=== ABOUT THIS TASK ===
Search the data below, and report every line in which "calendar" occurs.
START MATERIAL TO PROCESS
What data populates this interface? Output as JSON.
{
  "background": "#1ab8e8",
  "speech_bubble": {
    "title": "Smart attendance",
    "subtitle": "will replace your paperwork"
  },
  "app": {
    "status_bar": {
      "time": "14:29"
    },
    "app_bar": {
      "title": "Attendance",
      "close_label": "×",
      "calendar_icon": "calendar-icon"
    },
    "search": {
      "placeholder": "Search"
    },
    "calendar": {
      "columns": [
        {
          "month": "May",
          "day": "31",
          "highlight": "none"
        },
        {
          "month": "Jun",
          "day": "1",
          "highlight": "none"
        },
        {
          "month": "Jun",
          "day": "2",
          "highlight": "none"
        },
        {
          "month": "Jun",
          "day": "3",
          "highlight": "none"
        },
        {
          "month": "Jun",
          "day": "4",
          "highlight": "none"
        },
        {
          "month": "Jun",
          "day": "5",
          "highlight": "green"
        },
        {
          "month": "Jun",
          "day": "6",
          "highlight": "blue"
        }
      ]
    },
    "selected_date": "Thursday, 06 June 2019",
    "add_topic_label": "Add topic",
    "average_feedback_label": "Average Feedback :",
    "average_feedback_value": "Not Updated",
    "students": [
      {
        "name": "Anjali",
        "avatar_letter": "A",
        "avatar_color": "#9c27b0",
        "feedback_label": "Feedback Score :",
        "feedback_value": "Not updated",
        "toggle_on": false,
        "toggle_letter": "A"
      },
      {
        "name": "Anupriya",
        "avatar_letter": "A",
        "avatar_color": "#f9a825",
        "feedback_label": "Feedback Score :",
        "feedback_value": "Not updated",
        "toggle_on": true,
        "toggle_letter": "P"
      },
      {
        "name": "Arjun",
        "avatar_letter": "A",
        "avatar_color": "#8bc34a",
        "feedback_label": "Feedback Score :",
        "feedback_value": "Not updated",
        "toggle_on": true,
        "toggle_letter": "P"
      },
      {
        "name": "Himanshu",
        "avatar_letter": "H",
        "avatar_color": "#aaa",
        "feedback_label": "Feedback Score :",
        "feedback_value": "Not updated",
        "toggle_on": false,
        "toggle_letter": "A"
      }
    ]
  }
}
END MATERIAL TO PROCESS
=== ANSWER SECTION ===
      "calendar_icon": "calendar-icon"
    "calendar": {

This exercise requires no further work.